Retype the whole listing exactly. Leave out pictures.

> [EXERCISE MATERIAL]
────
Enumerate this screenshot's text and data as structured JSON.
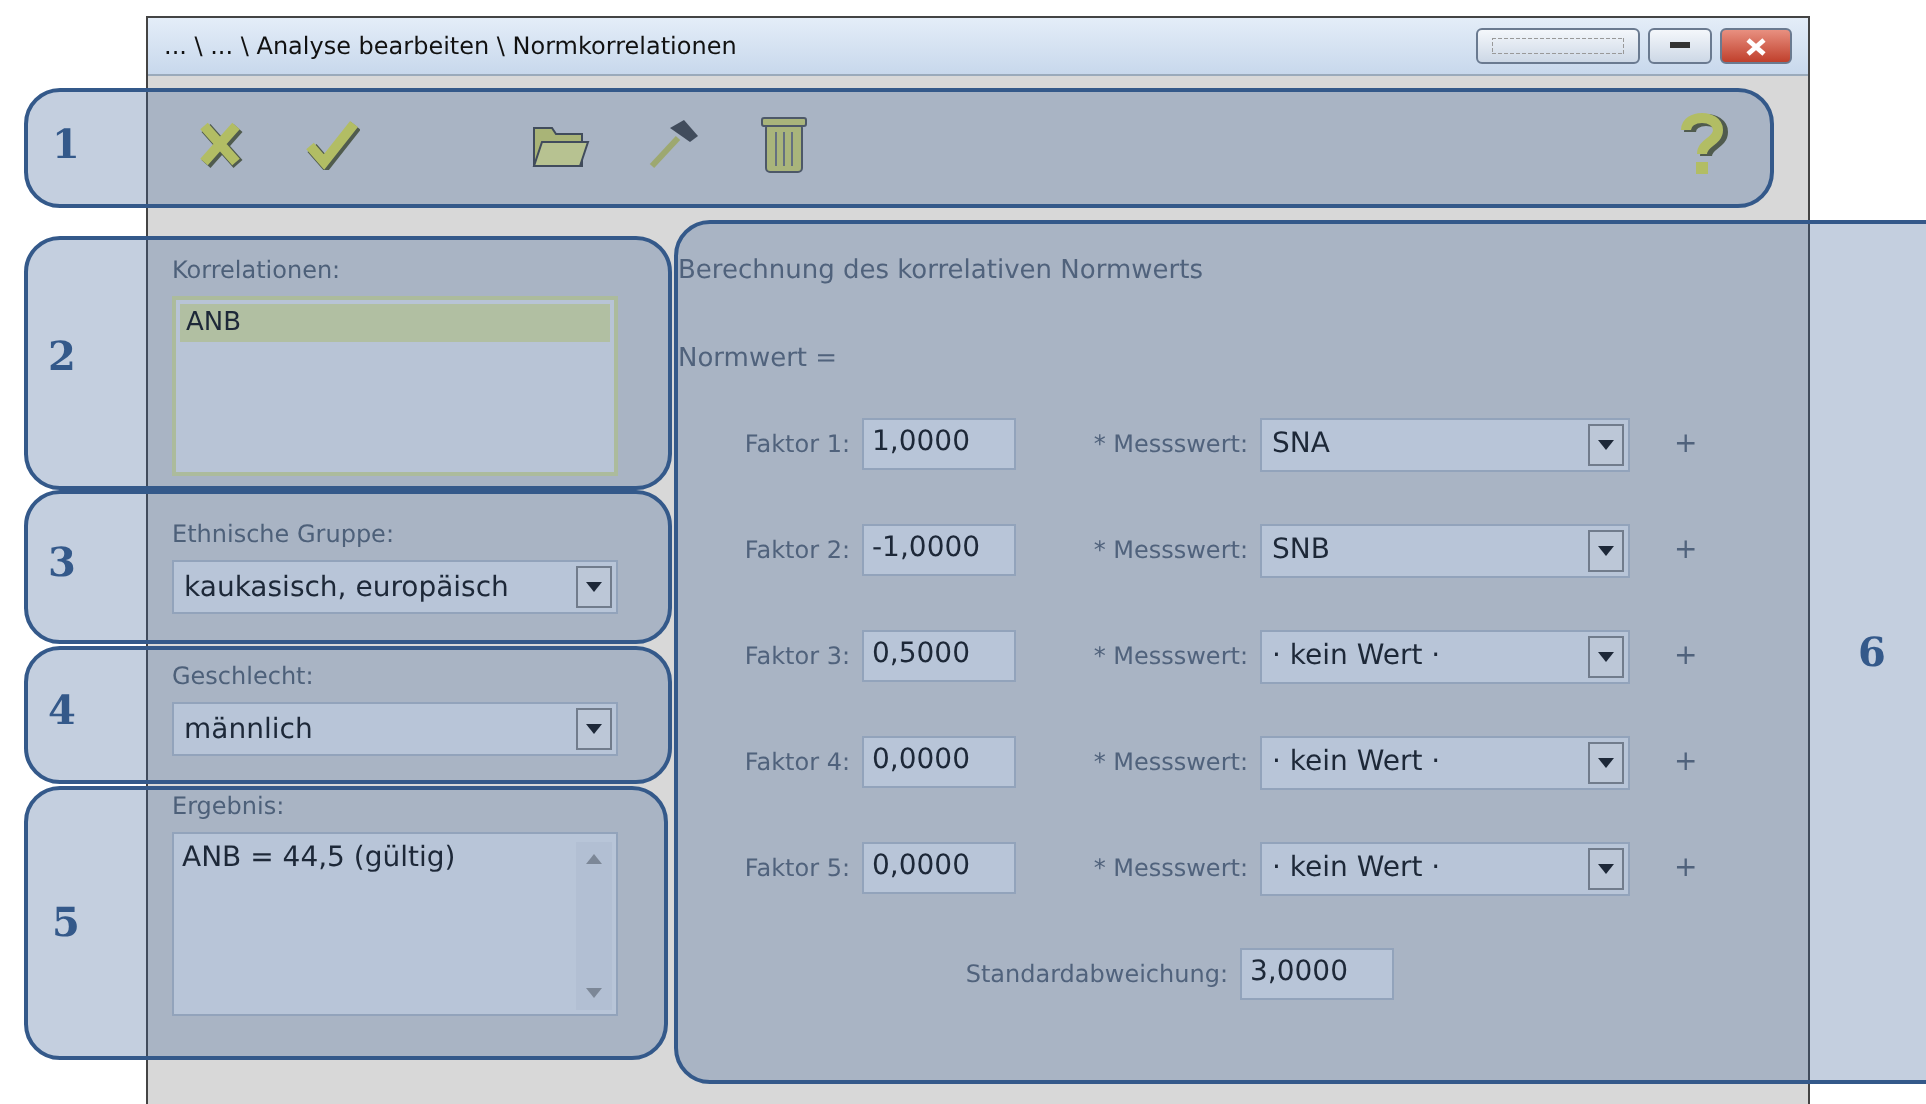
{
  "window": {
    "title": "... \\ ... \\ Analyse bearbeiten \\ Normkorrelationen"
  },
  "callouts": [
    {
      "number": "1"
    },
    {
      "number": "2"
    },
    {
      "number": "3"
    },
    {
      "number": "4"
    },
    {
      "number": "5"
    },
    {
      "number": "6"
    }
  ],
  "correlations": {
    "label": "Korrelationen:",
    "items": [
      {
        "text": "ANB",
        "selected": true
      }
    ]
  },
  "ethnic_group": {
    "label": "Ethnische Gruppe:",
    "value": "kaukasisch, europäisch"
  },
  "sex": {
    "label": "Geschlecht:",
    "value": "männlich"
  },
  "result": {
    "label": "Ergebnis:",
    "value": "ANB = 44,5 (gültig)"
  },
  "calculation": {
    "title": "Berechnung des korrelativen Normwerts",
    "formula_label": "Normwert =",
    "factors": [
      {
        "label": "Faktor 1:",
        "value": "1,0000",
        "measure_label": "* Messswert:",
        "measure": "SNA",
        "plus": "+"
      },
      {
        "label": "Faktor 2:",
        "value": "-1,0000",
        "measure_label": "* Messswert:",
        "measure": "SNB",
        "plus": "+"
      },
      {
        "label": "Faktor 3:",
        "value": "0,5000",
        "measure_label": "* Messswert:",
        "measure": "· kein Wert ·",
        "plus": "+"
      },
      {
        "label": "Faktor 4:",
        "value": "0,0000",
        "measure_label": "* Messswert:",
        "measure": "· kein Wert ·",
        "plus": "+"
      },
      {
        "label": "Faktor 5:",
        "value": "0,0000",
        "measure_label": "* Messswert:",
        "measure": "· kein Wert ·",
        "plus": "+"
      }
    ],
    "std_dev": {
      "label": "Standardabweichung:",
      "value": "3,0000"
    }
  }
}
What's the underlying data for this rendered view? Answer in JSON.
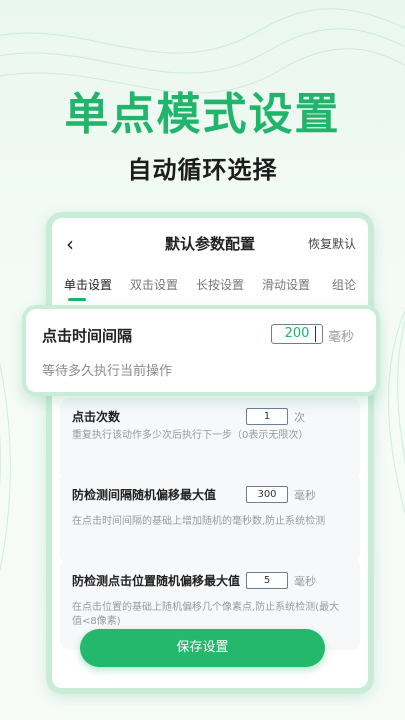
{
  "hero": {
    "title": "单点模式设置",
    "subtitle": "自动循环选择"
  },
  "topbar": {
    "back_icon": "‹",
    "title": "默认参数配置",
    "restore_label": "恢复默认"
  },
  "tabs": [
    {
      "label": "单击设置",
      "active": true
    },
    {
      "label": "双击设置",
      "active": false
    },
    {
      "label": "长按设置",
      "active": false
    },
    {
      "label": "滑动设置",
      "active": false
    },
    {
      "label": "组论",
      "active": false
    }
  ],
  "highlight": {
    "title": "点击时间间隔",
    "value": "200",
    "unit": "毫秒",
    "desc": "等待多久执行当前操作"
  },
  "cards": [
    {
      "title": "点击次数",
      "value": "1",
      "unit": "次",
      "desc": "重复执行该动作多少次后执行下一步（0表示无限次）"
    },
    {
      "title": "防检测间隔随机偏移最大值",
      "value": "300",
      "unit": "毫秒",
      "desc": "在点击时间间隔的基础上增加随机的毫秒数,防止系统检测"
    },
    {
      "title": "防检测点击位置随机偏移最大值",
      "value": "5",
      "unit": "毫秒",
      "desc": "在点击位置的基础上随机偏移几个像素点,防止系统检测(最大值<8像素)"
    }
  ],
  "save_label": "保存设置",
  "colors": {
    "accent": "#20b56b",
    "button": "#23b86c",
    "frame": "#c9ecd8"
  }
}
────
> [WORKED SOLUTION]
Enumerate this screenshot's text and data as structured JSON.
{
  "window": {
    "title": "... \\ ... \\ Analyse bearbeiten \\ Normkorrelationen"
  },
  "callouts": [
    {
      "number": "1"
    },
    {
      "number": "2"
    },
    {
      "number": "3"
    },
    {
      "number": "4"
    },
    {
      "number": "5"
    },
    {
      "number": "6"
    }
  ],
  "correlations": {
    "label": "Korrelationen:",
    "items": [
      {
        "text": "ANB",
        "selected": true
      }
    ]
  },
  "ethnic_group": {
    "label": "Ethnische Gruppe:",
    "value": "kaukasisch, europäisch"
  },
  "sex": {
    "label": "Geschlecht:",
    "value": "männlich"
  },
  "result": {
    "label": "Ergebnis:",
    "value": "ANB = 44,5 (gültig)"
  },
  "calculation": {
    "title": "Berechnung des korrelativen Normwerts",
    "formula_label": "Normwert =",
    "factors": [
      {
        "label": "Faktor 1:",
        "value": "1,0000",
        "measure_label": "* Messswert:",
        "measure": "SNA",
        "plus": "+"
      },
      {
        "label": "Faktor 2:",
        "value": "-1,0000",
        "measure_label": "* Messswert:",
        "measure": "SNB",
        "plus": "+"
      },
      {
        "label": "Faktor 3:",
        "value": "0,5000",
        "measure_label": "* Messswert:",
        "measure": "· kein Wert ·",
        "plus": "+"
      },
      {
        "label": "Faktor 4:",
        "value": "0,0000",
        "measure_label": "* Messswert:",
        "measure": "· kein Wert ·",
        "plus": "+"
      },
      {
        "label": "Faktor 5:",
        "value": "0,0000",
        "measure_label": "* Messswert:",
        "measure": "· kein Wert ·",
        "plus": "+"
      }
    ],
    "std_dev": {
      "label": "Standardabweichung:",
      "value": "3,0000"
    }
  }
}
What's the underlying data for this rendered view? Answer in JSON.
{
  "hero": {
    "title": "单点模式设置",
    "subtitle": "自动循环选择"
  },
  "topbar": {
    "back_icon": "‹",
    "title": "默认参数配置",
    "restore_label": "恢复默认"
  },
  "tabs": [
    {
      "label": "单击设置",
      "active": true
    },
    {
      "label": "双击设置",
      "active": false
    },
    {
      "label": "长按设置",
      "active": false
    },
    {
      "label": "滑动设置",
      "active": false
    },
    {
      "label": "组论",
      "active": false
    }
  ],
  "highlight": {
    "title": "点击时间间隔",
    "value": "200",
    "unit": "毫秒",
    "desc": "等待多久执行当前操作"
  },
  "cards": [
    {
      "title": "点击次数",
      "value": "1",
      "unit": "次",
      "desc": "重复执行该动作多少次后执行下一步（0表示无限次）"
    },
    {
      "title": "防检测间隔随机偏移最大值",
      "value": "300",
      "unit": "毫秒",
      "desc": "在点击时间间隔的基础上增加随机的毫秒数,防止系统检测"
    },
    {
      "title": "防检测点击位置随机偏移最大值",
      "value": "5",
      "unit": "毫秒",
      "desc": "在点击位置的基础上随机偏移几个像素点,防止系统检测(最大值<8像素)"
    }
  ],
  "save_label": "保存设置",
  "colors": {
    "accent": "#20b56b",
    "button": "#23b86c",
    "frame": "#c9ecd8"
  }
}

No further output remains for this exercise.